I don't claim to have a right to tell other people what to risks to take - I just want to ask them to think things through. My personal history is that as an increasingly cautious cyclist I have never needed medical treatment for a cycle injury but I happen to have heard of serious motorcycle injuries. In a school with a class size of 90 or so one guy in our year was hospitalized with a broken pelvis from a motorcycle accident, and one guy joined our year after missing a year of school from the same reason. In both cases they had been riding along with right of way when a lorry pulled out in front of them at a junction without looking. (We also had one girl killed with two others not from our school when the car they were driving went off the road at a bad corner and hit a tree - N.Ireland road safety was atrocious, probably because it wasn't a police priority at the time).
The riders who worry me are the ones who claim to have been riding for
40 years and never crashed.
I've crashed a number of times (note that I am going to include more
detail here than is necessary because some _moron_ says regularly
"take the MSF course").
First time--approaching an intersection, stop sign on the intersecting
street, _not_ the street on which I was riding. When it's far too
late for me to stop, woman stopped at stop sign pulls out. My
options--hit car or hit ditch. Ditch was softer. MSF teaches no
technique that would have avoided this.
Second time. I have no idea what happened--one minute I'm riding
along, on a clear day, on a dry road, no traffic, and the next I'm
down. No injury, but no idea what happened. Maybe MSF teaches
something that would have prevented this but since I have no idea what
happened one cannot say what.
Third time. Bad judgment--rode to work after a snow storm. Hit a
snow bank. No injury, picked the bike up and continued on. This one
MSF might have prevented by teaching "don't ride in snowstorms".
Fourth time. Second in line at traffic light. Got rear ended. Bike
frame bent, I was fine. There is no skill that a motorcyclist can
possess that would prevent this.
Fifth time--not really a crash, at stop sign failed to get foot down
fast enough, fell over.
Sixth time. Went into a turn on gravel too hot and lost it. Note
that MSF does not teach anything about dirt riding in the standard
course. There is a dirt course that might have helped, but that is
not "the MSF course".
Seventh time. Managed to get crossed up with one wheel on one side of
board and the other on the other side. Should have stopped at that
point instead of trying to ride the back over the board. Didn't, went
down, broke rib on other board (there were two parallel). ATGATT
Eighth time. Coming down a hill, there was a damp patch at the
bottom. I had ridden up about two hours previously with no issue.
Temperature about 45. Apparently that spot cooled faster than the
surrounding area because there was now black ice on it. When you hit
black ice in a curve on a motorcycle you go down.

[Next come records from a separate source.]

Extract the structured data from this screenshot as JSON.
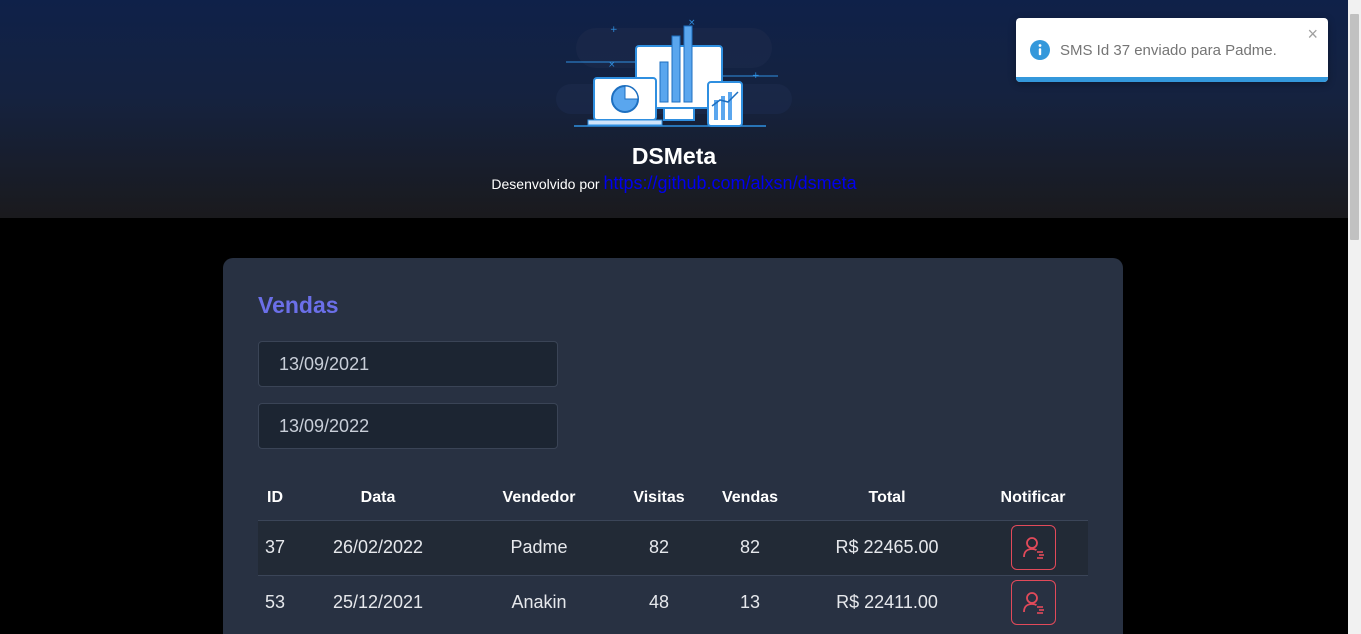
{
  "header": {
    "title": "DSMeta",
    "dev_prefix": "Desenvolvido por",
    "dev_link": "https://github.com/alxsn/dsmeta"
  },
  "sales": {
    "title": "Vendas",
    "min_date": "13/09/2021",
    "max_date": "13/09/2022",
    "columns": [
      "ID",
      "Data",
      "Vendedor",
      "Visitas",
      "Vendas",
      "Total",
      "Notificar"
    ],
    "rows": [
      {
        "id": "37",
        "date": "26/02/2022",
        "seller": "Padme",
        "visits": "82",
        "deals": "82",
        "total": "R$ 22465.00"
      },
      {
        "id": "53",
        "date": "25/12/2021",
        "seller": "Anakin",
        "visits": "48",
        "deals": "13",
        "total": "R$ 22411.00"
      }
    ]
  },
  "toast": {
    "message": "SMS Id 37 enviado para Padme.",
    "close_symbol": "×",
    "progress": 1.0
  },
  "colors": {
    "accent": "#6b6fe8",
    "notify": "#e24a5a",
    "toast_info": "#3498db"
  }
}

Perhaps with
superhuman skill (not something that one learns in a two-day MSF
course) you could keep it upright and sliding sideways until it hits
the grass and high-sides you. As it was I low-sided, no injury to me,
broke the clutch lever off the bike, so couldn't ride home, had to get
Total injuries--twisted ankle twice, one broken rib.